> _Exercise objective_: Restate the following data in its entirety, word for word and without images.

[Component data from apps and pages]
————
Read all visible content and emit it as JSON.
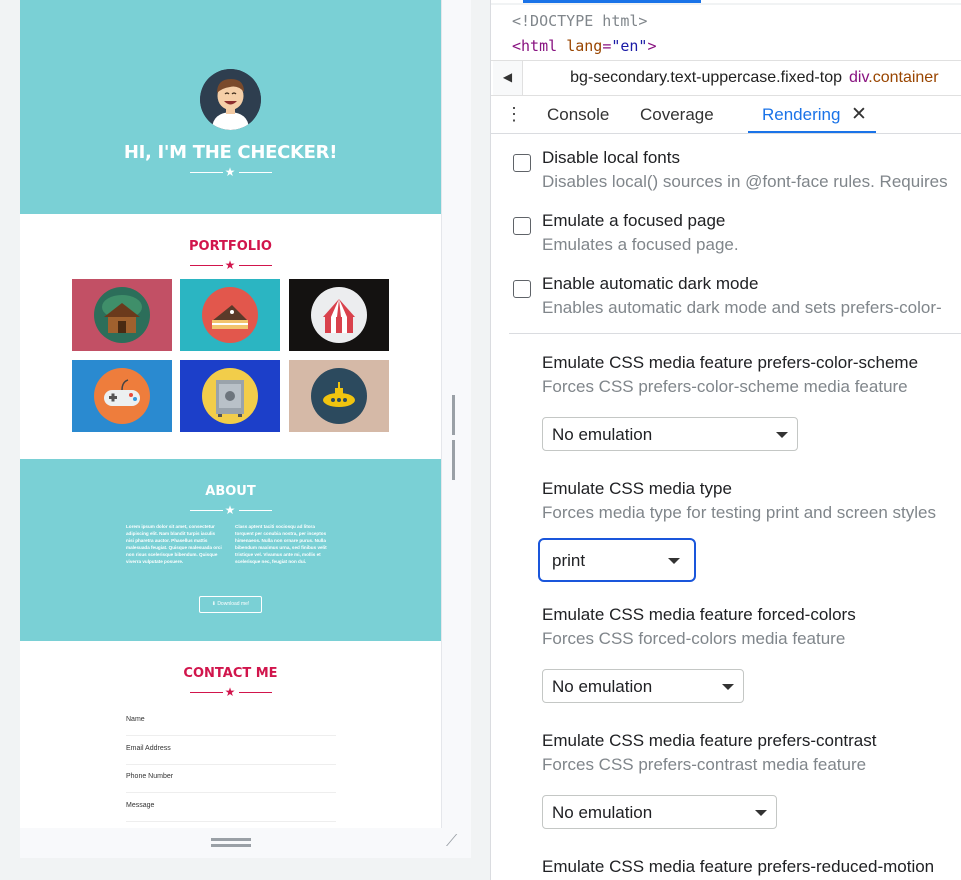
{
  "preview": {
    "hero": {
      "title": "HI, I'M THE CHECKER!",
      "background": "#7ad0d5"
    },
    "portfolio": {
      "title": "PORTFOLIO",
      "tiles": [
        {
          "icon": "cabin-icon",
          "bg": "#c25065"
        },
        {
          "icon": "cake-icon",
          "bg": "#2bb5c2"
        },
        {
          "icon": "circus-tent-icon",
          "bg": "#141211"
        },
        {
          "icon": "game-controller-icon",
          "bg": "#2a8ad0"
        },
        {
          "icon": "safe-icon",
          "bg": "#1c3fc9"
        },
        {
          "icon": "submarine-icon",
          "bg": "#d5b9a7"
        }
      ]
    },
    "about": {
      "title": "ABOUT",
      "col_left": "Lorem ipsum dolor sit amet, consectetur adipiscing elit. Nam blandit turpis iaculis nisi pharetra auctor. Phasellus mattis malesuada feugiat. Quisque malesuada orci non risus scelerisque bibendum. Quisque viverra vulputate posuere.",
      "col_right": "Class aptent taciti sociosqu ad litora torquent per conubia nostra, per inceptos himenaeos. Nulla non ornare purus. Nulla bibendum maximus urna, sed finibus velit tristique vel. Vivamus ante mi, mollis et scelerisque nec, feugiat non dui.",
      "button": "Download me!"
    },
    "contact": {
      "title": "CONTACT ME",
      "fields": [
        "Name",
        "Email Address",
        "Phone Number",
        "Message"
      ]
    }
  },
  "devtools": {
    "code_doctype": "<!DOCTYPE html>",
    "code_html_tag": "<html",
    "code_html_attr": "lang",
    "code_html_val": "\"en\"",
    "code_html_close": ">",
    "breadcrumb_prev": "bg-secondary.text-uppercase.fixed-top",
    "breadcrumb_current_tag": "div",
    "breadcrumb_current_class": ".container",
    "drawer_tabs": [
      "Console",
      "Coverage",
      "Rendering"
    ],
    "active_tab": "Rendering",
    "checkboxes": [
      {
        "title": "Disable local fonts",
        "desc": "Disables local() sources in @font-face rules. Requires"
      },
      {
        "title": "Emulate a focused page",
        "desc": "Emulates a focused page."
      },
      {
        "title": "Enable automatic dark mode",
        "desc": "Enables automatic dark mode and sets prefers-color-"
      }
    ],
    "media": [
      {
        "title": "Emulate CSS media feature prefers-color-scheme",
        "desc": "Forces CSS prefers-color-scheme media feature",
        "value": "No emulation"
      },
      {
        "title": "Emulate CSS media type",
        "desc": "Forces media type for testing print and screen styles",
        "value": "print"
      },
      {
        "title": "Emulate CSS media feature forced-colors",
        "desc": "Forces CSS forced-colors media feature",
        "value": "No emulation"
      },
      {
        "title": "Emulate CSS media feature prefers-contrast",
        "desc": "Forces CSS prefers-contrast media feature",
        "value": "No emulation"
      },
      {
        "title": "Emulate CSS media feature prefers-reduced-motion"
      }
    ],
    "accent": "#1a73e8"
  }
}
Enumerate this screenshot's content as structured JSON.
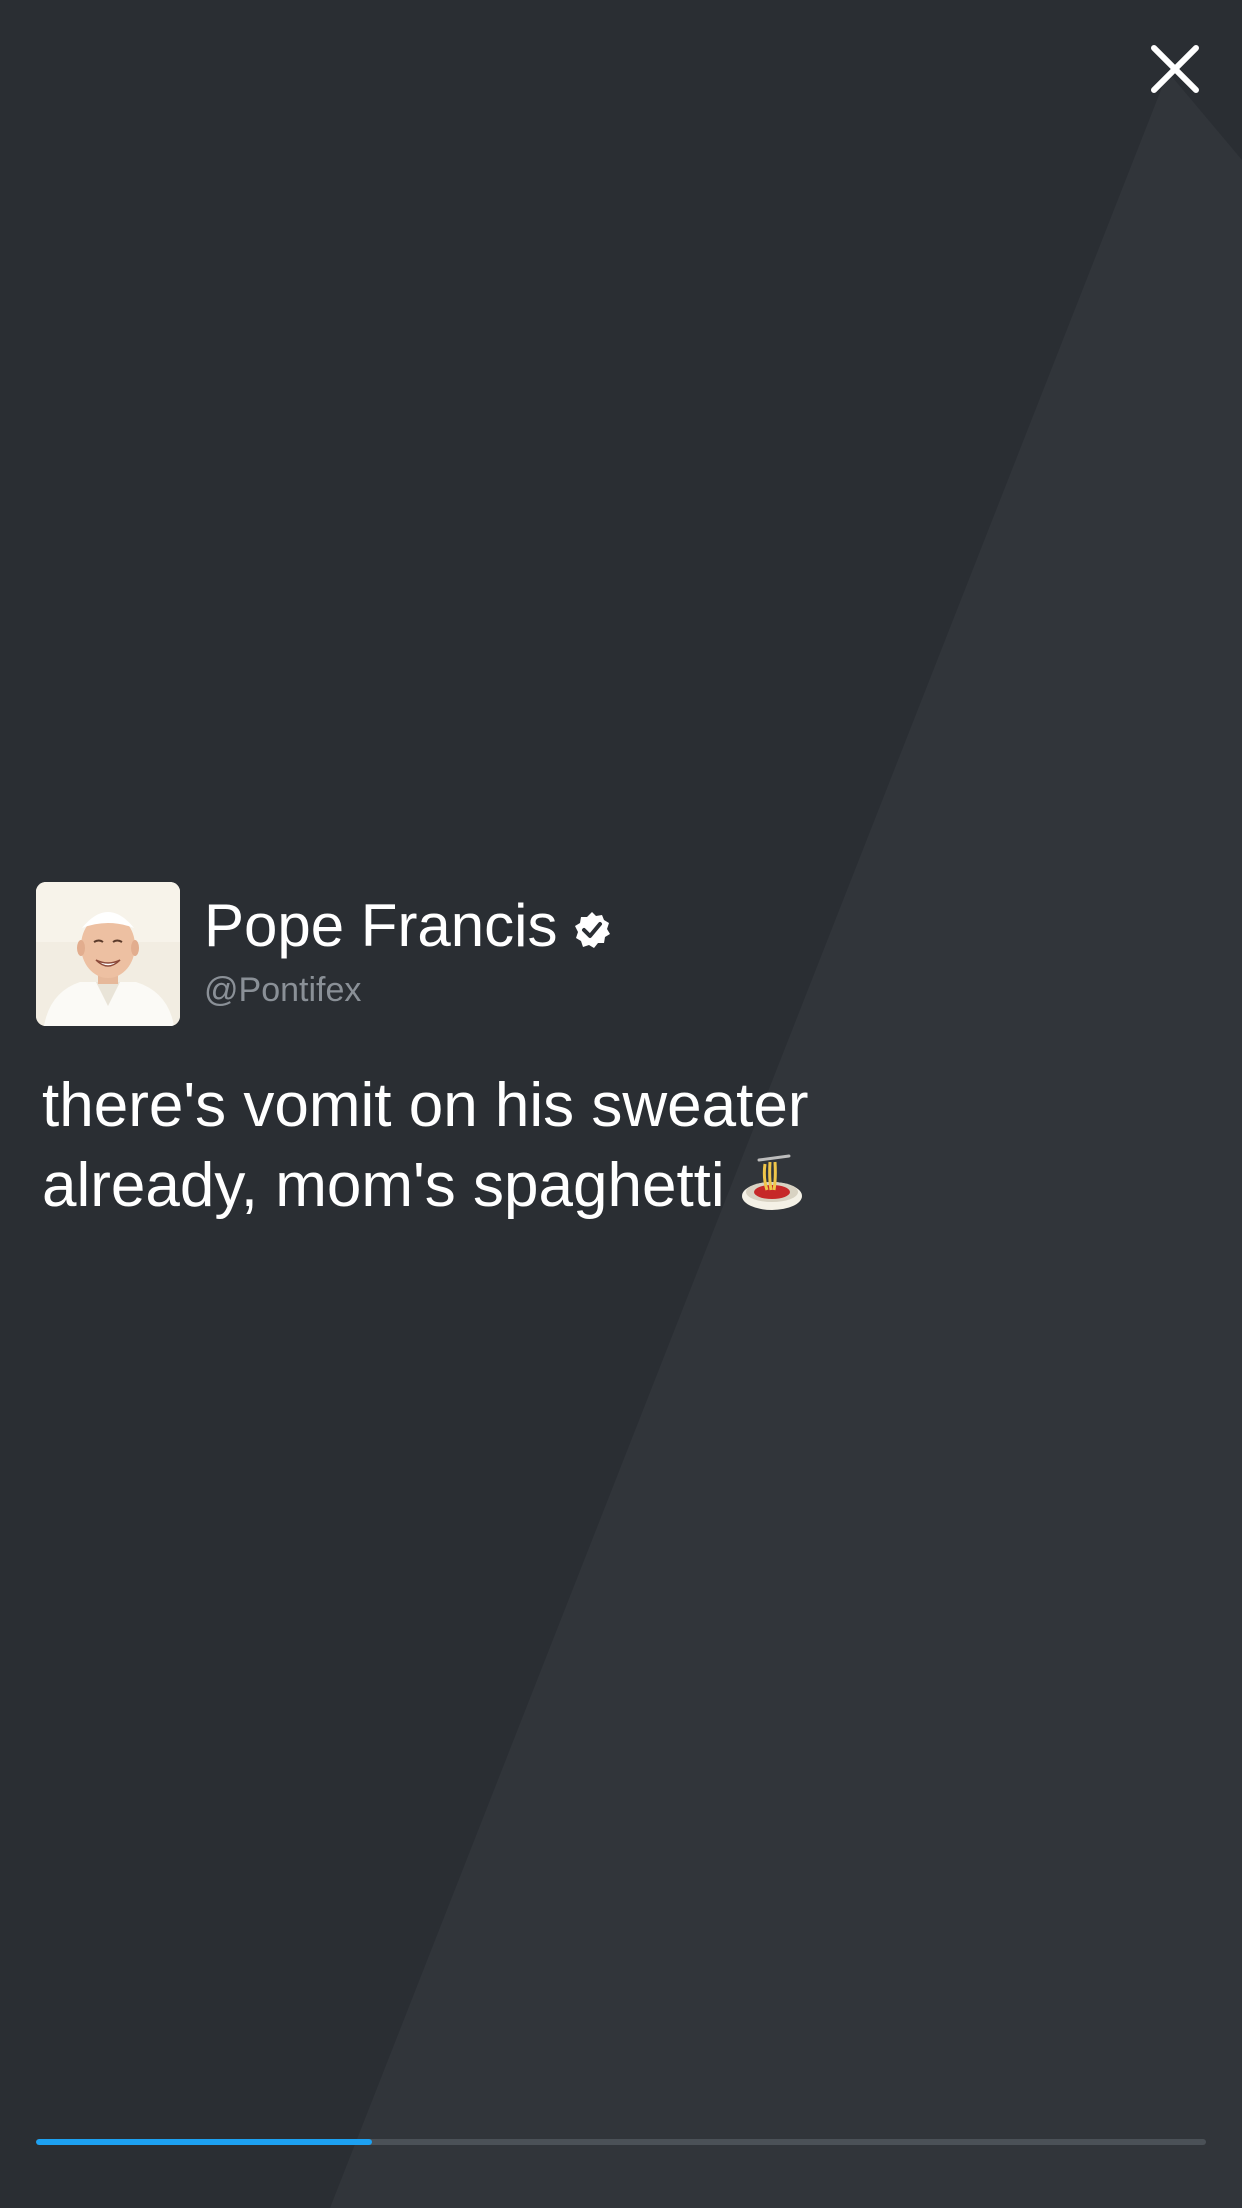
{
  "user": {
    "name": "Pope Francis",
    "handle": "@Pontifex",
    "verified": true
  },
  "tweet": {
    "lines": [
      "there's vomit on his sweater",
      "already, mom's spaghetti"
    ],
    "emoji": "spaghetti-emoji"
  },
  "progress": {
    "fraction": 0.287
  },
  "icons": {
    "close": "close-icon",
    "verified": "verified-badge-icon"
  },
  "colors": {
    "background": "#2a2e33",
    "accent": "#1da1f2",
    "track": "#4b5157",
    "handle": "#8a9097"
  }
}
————
> _Response for this exercise_:
Read all visible content and emit it as JSON.
{
  "preview": {
    "hero": {
      "title": "HI, I'M THE CHECKER!",
      "background": "#7ad0d5"
    },
    "portfolio": {
      "title": "PORTFOLIO",
      "tiles": [
        {
          "icon": "cabin-icon",
          "bg": "#c25065"
        },
        {
          "icon": "cake-icon",
          "bg": "#2bb5c2"
        },
        {
          "icon": "circus-tent-icon",
          "bg": "#141211"
        },
        {
          "icon": "game-controller-icon",
          "bg": "#2a8ad0"
        },
        {
          "icon": "safe-icon",
          "bg": "#1c3fc9"
        },
        {
          "icon": "submarine-icon",
          "bg": "#d5b9a7"
        }
      ]
    },
    "about": {
      "title": "ABOUT",
      "col_left": "Lorem ipsum dolor sit amet, consectetur adipiscing elit. Nam blandit turpis iaculis nisi pharetra auctor. Phasellus mattis malesuada feugiat. Quisque malesuada orci non risus scelerisque bibendum. Quisque viverra vulputate posuere.",
      "col_right": "Class aptent taciti sociosqu ad litora torquent per conubia nostra, per inceptos himenaeos. Nulla non ornare purus. Nulla bibendum maximus urna, sed finibus velit tristique vel. Vivamus ante mi, mollis et scelerisque nec, feugiat non dui.",
      "button": "Download me!"
    },
    "contact": {
      "title": "CONTACT ME",
      "fields": [
        "Name",
        "Email Address",
        "Phone Number",
        "Message"
      ]
    }
  },
  "devtools": {
    "code_doctype": "<!DOCTYPE html>",
    "code_html_tag": "<html",
    "code_html_attr": "lang",
    "code_html_val": "\"en\"",
    "code_html_close": ">",
    "breadcrumb_prev": "bg-secondary.text-uppercase.fixed-top",
    "breadcrumb_current_tag": "div",
    "breadcrumb_current_class": ".container",
    "drawer_tabs": [
      "Console",
      "Coverage",
      "Rendering"
    ],
    "active_tab": "Rendering",
    "checkboxes": [
      {
        "title": "Disable local fonts",
        "desc": "Disables local() sources in @font-face rules. Requires"
      },
      {
        "title": "Emulate a focused page",
        "desc": "Emulates a focused page."
      },
      {
        "title": "Enable automatic dark mode",
        "desc": "Enables automatic dark mode and sets prefers-color-"
      }
    ],
    "media": [
      {
        "title": "Emulate CSS media feature prefers-color-scheme",
        "desc": "Forces CSS prefers-color-scheme media feature",
        "value": "No emulation"
      },
      {
        "title": "Emulate CSS media type",
        "desc": "Forces media type for testing print and screen styles",
        "value": "print"
      },
      {
        "title": "Emulate CSS media feature forced-colors",
        "desc": "Forces CSS forced-colors media feature",
        "value": "No emulation"
      },
      {
        "title": "Emulate CSS media feature prefers-contrast",
        "desc": "Forces CSS prefers-contrast media feature",
        "value": "No emulation"
      },
      {
        "title": "Emulate CSS media feature prefers-reduced-motion"
      }
    ],
    "accent": "#1a73e8"
  }
}
Enumerate this screenshot's content as structured JSON.
{
  "user": {
    "name": "Pope Francis",
    "handle": "@Pontifex",
    "verified": true
  },
  "tweet": {
    "lines": [
      "there's vomit on his sweater",
      "already, mom's spaghetti"
    ],
    "emoji": "spaghetti-emoji"
  },
  "progress": {
    "fraction": 0.287
  },
  "icons": {
    "close": "close-icon",
    "verified": "verified-badge-icon"
  },
  "colors": {
    "background": "#2a2e33",
    "accent": "#1da1f2",
    "track": "#4b5157",
    "handle": "#8a9097"
  }
}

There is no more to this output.